**Problem statement:** Among the records below, which lines contain the string "maximum"? Report them.

**Interface dataset entries:**
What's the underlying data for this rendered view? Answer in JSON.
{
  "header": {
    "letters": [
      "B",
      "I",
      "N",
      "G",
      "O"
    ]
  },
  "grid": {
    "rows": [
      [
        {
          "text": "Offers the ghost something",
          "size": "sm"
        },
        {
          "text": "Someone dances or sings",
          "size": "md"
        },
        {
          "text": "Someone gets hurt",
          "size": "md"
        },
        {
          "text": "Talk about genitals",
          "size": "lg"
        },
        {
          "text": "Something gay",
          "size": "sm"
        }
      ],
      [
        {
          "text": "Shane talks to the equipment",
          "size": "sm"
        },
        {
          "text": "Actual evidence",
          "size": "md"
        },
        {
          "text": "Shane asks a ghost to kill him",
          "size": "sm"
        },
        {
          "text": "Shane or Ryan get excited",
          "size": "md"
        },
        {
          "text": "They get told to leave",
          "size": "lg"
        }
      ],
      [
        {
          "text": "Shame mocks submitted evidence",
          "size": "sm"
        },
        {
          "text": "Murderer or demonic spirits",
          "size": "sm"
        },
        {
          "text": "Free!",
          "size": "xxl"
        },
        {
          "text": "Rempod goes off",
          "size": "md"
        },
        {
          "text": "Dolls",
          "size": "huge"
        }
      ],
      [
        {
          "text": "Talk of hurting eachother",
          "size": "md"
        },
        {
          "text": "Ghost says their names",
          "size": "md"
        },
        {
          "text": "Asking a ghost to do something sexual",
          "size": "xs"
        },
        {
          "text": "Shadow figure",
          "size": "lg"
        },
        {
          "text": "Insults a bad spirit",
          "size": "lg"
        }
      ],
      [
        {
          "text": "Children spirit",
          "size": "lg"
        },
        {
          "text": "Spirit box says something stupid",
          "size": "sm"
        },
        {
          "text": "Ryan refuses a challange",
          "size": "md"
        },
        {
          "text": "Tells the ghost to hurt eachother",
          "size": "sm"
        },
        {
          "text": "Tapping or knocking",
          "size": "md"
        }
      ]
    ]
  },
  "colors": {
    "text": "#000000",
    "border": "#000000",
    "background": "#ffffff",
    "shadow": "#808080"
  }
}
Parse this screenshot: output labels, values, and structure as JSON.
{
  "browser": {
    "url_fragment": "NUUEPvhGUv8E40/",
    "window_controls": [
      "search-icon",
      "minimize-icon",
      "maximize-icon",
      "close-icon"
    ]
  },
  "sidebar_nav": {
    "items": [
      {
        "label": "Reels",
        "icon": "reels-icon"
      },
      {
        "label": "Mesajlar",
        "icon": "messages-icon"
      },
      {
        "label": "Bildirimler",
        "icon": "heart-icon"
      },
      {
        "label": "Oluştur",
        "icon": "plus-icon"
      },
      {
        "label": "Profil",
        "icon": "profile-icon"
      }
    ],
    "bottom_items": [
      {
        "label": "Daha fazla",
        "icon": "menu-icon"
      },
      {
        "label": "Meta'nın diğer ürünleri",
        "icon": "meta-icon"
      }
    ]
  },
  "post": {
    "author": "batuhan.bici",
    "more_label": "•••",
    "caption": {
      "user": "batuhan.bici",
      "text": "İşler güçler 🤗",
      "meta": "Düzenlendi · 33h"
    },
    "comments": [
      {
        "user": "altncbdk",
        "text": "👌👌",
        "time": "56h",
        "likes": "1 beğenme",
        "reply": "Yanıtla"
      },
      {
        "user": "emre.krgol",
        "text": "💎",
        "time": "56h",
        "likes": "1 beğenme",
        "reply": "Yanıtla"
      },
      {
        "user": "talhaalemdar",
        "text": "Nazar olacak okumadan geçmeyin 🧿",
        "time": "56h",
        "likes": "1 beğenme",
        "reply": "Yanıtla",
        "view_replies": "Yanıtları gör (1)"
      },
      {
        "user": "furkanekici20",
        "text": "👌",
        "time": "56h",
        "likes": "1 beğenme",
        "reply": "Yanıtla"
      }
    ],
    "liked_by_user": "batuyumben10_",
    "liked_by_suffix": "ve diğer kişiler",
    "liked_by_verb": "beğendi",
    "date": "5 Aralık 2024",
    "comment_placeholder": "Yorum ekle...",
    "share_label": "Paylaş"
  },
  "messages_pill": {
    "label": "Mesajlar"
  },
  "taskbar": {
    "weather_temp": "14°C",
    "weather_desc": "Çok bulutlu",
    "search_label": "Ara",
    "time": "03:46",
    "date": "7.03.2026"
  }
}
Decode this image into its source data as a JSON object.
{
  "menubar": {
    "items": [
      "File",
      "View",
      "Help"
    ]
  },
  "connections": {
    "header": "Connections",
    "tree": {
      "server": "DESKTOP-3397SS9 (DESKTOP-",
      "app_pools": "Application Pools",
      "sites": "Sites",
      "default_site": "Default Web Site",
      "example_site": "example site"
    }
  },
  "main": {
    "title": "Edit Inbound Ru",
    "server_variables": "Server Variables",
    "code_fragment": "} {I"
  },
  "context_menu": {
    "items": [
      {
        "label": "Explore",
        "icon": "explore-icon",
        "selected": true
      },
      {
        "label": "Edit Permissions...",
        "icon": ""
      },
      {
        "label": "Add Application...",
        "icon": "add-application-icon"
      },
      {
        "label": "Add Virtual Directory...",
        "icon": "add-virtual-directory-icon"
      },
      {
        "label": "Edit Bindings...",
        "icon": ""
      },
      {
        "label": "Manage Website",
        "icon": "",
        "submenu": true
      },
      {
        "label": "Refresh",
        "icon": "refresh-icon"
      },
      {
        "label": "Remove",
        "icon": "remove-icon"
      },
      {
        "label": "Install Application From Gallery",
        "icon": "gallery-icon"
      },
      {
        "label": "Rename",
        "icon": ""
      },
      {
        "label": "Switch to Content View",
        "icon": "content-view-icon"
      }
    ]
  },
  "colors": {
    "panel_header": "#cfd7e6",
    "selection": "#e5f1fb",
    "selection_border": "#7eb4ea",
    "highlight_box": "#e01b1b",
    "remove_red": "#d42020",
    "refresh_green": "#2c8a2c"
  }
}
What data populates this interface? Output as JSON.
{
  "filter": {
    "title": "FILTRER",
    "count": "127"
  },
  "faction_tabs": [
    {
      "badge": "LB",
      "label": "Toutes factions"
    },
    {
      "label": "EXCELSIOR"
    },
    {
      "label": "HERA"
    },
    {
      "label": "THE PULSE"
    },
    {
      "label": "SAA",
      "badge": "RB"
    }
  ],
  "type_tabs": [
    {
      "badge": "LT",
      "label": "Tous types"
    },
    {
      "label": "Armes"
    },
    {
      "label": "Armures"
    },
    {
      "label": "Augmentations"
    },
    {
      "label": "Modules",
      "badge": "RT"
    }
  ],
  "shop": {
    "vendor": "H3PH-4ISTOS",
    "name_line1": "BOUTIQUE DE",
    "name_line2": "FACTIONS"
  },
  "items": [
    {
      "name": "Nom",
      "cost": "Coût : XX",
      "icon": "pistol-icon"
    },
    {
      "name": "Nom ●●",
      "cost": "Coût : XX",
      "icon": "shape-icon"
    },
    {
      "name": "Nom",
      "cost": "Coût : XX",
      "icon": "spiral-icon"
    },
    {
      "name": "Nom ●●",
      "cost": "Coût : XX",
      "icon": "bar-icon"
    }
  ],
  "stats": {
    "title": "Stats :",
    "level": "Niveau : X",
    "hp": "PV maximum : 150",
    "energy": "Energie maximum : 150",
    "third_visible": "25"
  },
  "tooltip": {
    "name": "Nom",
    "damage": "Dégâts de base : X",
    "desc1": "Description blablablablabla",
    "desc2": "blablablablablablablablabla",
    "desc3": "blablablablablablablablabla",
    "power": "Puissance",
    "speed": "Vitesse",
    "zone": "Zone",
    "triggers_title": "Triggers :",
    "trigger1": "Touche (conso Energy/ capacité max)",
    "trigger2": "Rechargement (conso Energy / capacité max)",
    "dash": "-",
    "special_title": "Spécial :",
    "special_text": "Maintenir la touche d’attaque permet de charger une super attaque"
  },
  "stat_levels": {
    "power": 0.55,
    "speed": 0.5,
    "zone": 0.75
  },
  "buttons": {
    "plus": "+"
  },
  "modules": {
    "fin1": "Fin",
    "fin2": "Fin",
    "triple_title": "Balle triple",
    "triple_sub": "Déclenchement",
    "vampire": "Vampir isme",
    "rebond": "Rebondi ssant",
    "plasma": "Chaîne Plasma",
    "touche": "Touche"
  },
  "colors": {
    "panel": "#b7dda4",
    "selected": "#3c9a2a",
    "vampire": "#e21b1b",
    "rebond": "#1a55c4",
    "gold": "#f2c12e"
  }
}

**Reply to the exercise:**
    "hp": "PV maximum : 150",
    "energy": "Energie maximum : 150",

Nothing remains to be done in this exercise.